• Stored data:

>>

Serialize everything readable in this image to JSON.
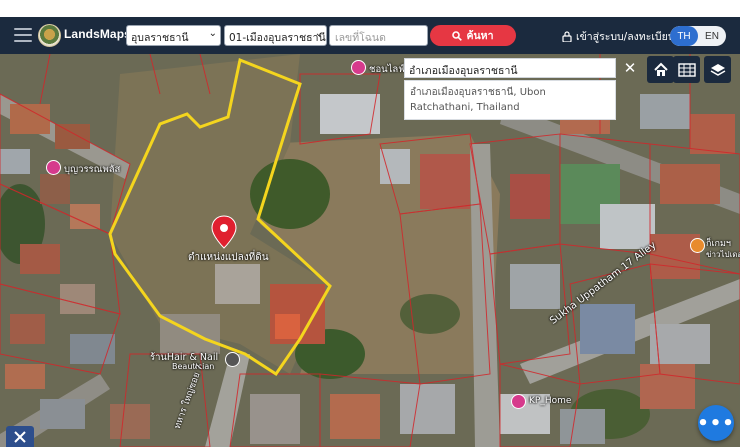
{
  "header": {
    "brand": "LandsMaps",
    "province": "อุบลราชธานี",
    "district": "01-เมืองอุบลราชธานี",
    "deed_placeholder": "เลขที่โฉนด",
    "search_label": "ค้นหา",
    "login_label": "เข้าสู่ระบบ/ลงทะเบียน",
    "lang_th": "TH",
    "lang_en": "EN"
  },
  "map_search": {
    "value": "อำเภอเมืองอุบลราชธานี",
    "suggestion": "อำเภอเมืองอุบลราชธานี, Ubon Ratchathani, Thailand"
  },
  "map": {
    "marker_label": "ตำแหน่งแปลงที่ดิน",
    "labels": {
      "poi_top": "ชอนไลฟ์",
      "poi_left": "บุญวรรณพลัส",
      "poi_bottom_left": "ร้านHair & Nail",
      "poi_bottom_left_sub": "Beautician",
      "poi_bottom": "KP_Home",
      "poi_right": "ก็เกมฯ",
      "poi_right_sub": "ข่าวไปเดอ",
      "road_right": "Sukha Uppatham 17 Alley",
      "road_bottom": "ทหาร ใหญ่ซอย 7"
    }
  },
  "fab_label": "•••",
  "colors": {
    "navbar": "#1b2a3e",
    "search_button": "#e63743",
    "lang_active": "#2d6ecf",
    "parcel_outline": "#f4d51e",
    "marker": "#e0202f",
    "fab": "#1f7ae0"
  },
  "icons": [
    "hamburger-icon",
    "logo-icon",
    "search-icon",
    "lock-icon",
    "close-icon",
    "home-icon",
    "grid-icon",
    "layers-icon",
    "tools-icon",
    "marker-icon"
  ]
}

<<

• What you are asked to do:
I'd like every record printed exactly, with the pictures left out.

• Problem solution:
Serialize everything readable in this image to JSON.
{
  "header": {
    "brand": "LandsMaps",
    "province": "อุบลราชธานี",
    "district": "01-เมืองอุบลราชธานี",
    "deed_placeholder": "เลขที่โฉนด",
    "search_label": "ค้นหา",
    "login_label": "เข้าสู่ระบบ/ลงทะเบียน",
    "lang_th": "TH",
    "lang_en": "EN"
  },
  "map_search": {
    "value": "อำเภอเมืองอุบลราชธานี",
    "suggestion": "อำเภอเมืองอุบลราชธานี, Ubon Ratchathani, Thailand"
  },
  "map": {
    "marker_label": "ตำแหน่งแปลงที่ดิน",
    "labels": {
      "poi_top": "ชอนไลฟ์",
      "poi_left": "บุญวรรณพลัส",
      "poi_bottom_left": "ร้านHair & Nail",
      "poi_bottom_left_sub": "Beautician",
      "poi_bottom": "KP_Home",
      "poi_right": "ก็เกมฯ",
      "poi_right_sub": "ข่าวไปเดอ",
      "road_right": "Sukha Uppatham 17 Alley",
      "road_bottom": "ทหาร ใหญ่ซอย 7"
    }
  },
  "fab_label": "•••",
  "colors": {
    "navbar": "#1b2a3e",
    "search_button": "#e63743",
    "lang_active": "#2d6ecf",
    "parcel_outline": "#f4d51e",
    "marker": "#e0202f",
    "fab": "#1f7ae0"
  },
  "icons": [
    "hamburger-icon",
    "logo-icon",
    "search-icon",
    "lock-icon",
    "close-icon",
    "home-icon",
    "grid-icon",
    "layers-icon",
    "tools-icon",
    "marker-icon"
  ]
}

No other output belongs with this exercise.